(Dataset items)
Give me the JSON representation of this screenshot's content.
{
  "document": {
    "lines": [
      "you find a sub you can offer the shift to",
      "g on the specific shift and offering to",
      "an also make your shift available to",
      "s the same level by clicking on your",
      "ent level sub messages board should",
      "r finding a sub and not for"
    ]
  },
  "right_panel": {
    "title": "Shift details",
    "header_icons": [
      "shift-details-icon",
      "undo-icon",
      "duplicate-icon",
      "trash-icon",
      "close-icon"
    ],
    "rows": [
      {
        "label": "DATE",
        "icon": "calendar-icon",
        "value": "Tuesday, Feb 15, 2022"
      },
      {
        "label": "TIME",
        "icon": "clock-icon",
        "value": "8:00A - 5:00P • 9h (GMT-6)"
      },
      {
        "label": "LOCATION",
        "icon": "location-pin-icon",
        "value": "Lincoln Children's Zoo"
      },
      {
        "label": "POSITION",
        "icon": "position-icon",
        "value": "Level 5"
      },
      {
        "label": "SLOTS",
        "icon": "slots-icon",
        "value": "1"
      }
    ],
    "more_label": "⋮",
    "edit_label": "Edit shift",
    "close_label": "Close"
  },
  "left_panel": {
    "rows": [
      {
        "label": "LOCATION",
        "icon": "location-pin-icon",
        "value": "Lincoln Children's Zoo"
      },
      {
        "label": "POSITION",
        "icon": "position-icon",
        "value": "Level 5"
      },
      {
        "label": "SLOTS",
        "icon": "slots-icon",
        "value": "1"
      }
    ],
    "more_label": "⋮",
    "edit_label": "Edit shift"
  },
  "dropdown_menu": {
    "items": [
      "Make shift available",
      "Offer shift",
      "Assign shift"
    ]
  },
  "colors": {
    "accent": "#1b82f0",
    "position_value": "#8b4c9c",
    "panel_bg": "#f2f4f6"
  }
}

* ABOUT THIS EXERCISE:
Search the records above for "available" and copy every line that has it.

* THE COMPLETED TASK:
      "an also make your shift available to",
      "Make shift available",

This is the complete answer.